A2E supported me in that when I was having a bad day, I could do my lessons online at home and this helped a lot. A2E was more informal than school, I was allowed to call the teachers by their first name which made a difference. They mixed the day up with lessons and then we had a fun activity. There was no PE which I feel could have benefitted me but in general I felt safe and was able to learn without feeling anxious.

A positive experience was when I attended A2E another young person from my school came to the centre and he had the same experience with the same people. We supported one another through our time there and it confirmed my experience at school was unmanageable, it also began to help with my recovery.

If I could add anything to A2E I would want to include physical activities where possible. What made A2E the ideal alternative provision was the attitude of the workers involved. Their approach made A2E the best provision for me at the time, I cannot think of anything else other than to include PE, that could have made my experience better.
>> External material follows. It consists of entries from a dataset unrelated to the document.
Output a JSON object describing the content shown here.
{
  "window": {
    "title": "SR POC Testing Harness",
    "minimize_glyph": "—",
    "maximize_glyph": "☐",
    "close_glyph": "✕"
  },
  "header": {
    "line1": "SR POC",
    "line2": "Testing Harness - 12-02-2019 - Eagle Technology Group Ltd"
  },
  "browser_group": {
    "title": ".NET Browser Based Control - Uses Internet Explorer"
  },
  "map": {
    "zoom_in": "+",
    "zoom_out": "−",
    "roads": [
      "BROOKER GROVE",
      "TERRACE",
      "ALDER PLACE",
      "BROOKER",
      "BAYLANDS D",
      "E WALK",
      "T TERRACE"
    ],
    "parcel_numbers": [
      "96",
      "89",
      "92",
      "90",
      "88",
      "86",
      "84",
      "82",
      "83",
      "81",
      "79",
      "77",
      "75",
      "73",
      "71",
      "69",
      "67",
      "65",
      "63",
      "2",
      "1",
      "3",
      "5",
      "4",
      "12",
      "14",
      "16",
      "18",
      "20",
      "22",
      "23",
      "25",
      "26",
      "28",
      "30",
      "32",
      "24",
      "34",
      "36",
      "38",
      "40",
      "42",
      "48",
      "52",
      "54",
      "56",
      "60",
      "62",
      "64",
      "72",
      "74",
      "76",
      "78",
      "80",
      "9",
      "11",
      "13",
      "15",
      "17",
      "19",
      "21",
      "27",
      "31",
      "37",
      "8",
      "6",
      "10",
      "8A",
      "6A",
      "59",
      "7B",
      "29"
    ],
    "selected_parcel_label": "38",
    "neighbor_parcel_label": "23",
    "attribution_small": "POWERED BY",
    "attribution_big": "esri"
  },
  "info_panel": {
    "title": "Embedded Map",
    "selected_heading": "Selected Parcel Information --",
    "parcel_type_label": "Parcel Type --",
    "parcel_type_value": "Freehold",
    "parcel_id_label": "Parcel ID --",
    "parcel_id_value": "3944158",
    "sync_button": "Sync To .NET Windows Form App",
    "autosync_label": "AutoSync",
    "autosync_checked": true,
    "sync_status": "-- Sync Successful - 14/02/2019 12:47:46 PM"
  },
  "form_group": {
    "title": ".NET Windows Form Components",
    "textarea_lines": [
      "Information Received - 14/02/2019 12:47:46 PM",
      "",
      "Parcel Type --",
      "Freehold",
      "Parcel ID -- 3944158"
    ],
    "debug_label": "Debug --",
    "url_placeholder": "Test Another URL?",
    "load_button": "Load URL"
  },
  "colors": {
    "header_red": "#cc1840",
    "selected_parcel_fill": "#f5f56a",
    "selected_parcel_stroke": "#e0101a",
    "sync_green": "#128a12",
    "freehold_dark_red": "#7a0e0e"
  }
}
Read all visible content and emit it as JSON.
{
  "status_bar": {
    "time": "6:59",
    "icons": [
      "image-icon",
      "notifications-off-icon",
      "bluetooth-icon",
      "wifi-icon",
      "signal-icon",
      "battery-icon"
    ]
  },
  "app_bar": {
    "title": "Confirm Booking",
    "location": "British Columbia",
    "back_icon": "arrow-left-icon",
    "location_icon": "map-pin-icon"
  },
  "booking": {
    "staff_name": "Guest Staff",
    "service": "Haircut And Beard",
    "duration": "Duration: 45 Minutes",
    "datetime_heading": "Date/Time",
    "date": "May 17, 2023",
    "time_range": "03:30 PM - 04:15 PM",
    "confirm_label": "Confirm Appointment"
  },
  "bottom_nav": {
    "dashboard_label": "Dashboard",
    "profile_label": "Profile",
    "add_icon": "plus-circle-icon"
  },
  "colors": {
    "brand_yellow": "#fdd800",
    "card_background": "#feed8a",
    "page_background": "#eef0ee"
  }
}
Overall, I think there should be more alternative learning provisions like A2E for young people as there are a lot of young people struggling with mainstream education.”

Categories
Covid 19 Education University
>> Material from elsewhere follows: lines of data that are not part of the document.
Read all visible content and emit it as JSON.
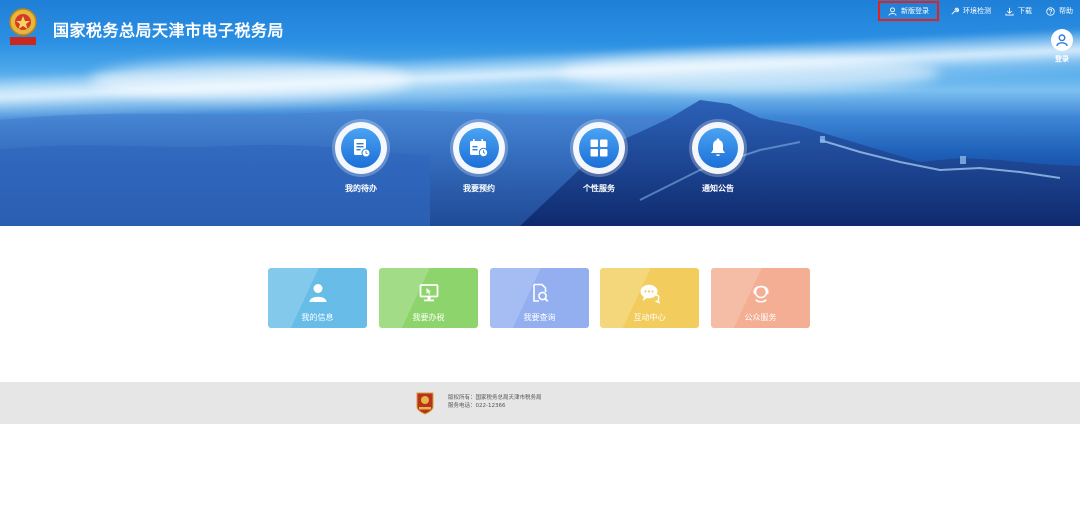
{
  "header": {
    "title": "国家税务总局天津市电子税务局"
  },
  "topnav": [
    {
      "label": "新版登录",
      "icon": "user-icon"
    },
    {
      "label": "环境检测",
      "icon": "wrench-icon"
    },
    {
      "label": "下载",
      "icon": "download-icon"
    },
    {
      "label": "帮助",
      "icon": "help-icon"
    }
  ],
  "login": {
    "label": "登录",
    "icon": "user-circle-icon"
  },
  "quick_links": [
    {
      "label": "我的待办",
      "icon": "todo-list-icon"
    },
    {
      "label": "我要预约",
      "icon": "calendar-clock-icon"
    },
    {
      "label": "个性服务",
      "icon": "grid-icon"
    },
    {
      "label": "通知公告",
      "icon": "bell-icon"
    }
  ],
  "tiles": [
    {
      "label": "我的信息",
      "icon": "person-icon",
      "color": "#67bde8"
    },
    {
      "label": "我要办税",
      "icon": "monitor-icon",
      "color": "#8ed46c"
    },
    {
      "label": "我要查询",
      "icon": "search-document-icon",
      "color": "#93aff0"
    },
    {
      "label": "互动中心",
      "icon": "chat-icon",
      "color": "#f2cd5e"
    },
    {
      "label": "公众服务",
      "icon": "service-person-icon",
      "color": "#f3ae93"
    }
  ],
  "footer": {
    "copyright": "版权所有：国家税务总局天津市税务局",
    "phone": "服务电话：022-12366"
  },
  "colors": {
    "highlight_border": "#e0231c",
    "footer_bg": "#e6e6e6"
  }
}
Staying Safe at University

Last updated: 20th October
By Rowan Foster

Key Messages

Remember – ‘hands, face, space’.

a government advert for keeping safe in the pandemic. Three vertical rectangles are shown in a line. The first is blue with the online of a running tap, it reads: wash hands. The second is yellow with a line drawing of someone wearing a medical mask, it reads: cover face. the third is pink with the outline of two people looking at each other across a distance, it reads: make space. The NHS logo is shown in the top right and the HM Government logo in the top left.
A government advert for keeping safe during the pandemic: wash hands, cover face, make space
  • Wash your hands regularly
  • Wear a face covering, where rules apply
  • Keep a 2m distance
  • Socialise only with your household, or a maximum of 6 people
  • Get a test and self-isolate if you develop symptoms
  • Keep an eye on the local alert level, and make changes based on this
  • Use the NHS Test and Trace app

Be prepared for a different university experience!

Whether you’re a fresher, returning student, or a postgrad, you’re likely to have a few concerns about the upcoming academic year. This year’s going to be different in a lot of ways, especially in terms of student life. We want to remind you that you can still have a fulfilling and positive university experience even under these regulations; but we urge you to be responsible and follow guidance as much as you can. We know it’s not easy, but every person can make a difference and help keep the virus contained. We’ve put together this blog post, detailing the changes you’re likely to see, and the guidance you need to bear in mind – we hope you find it useful.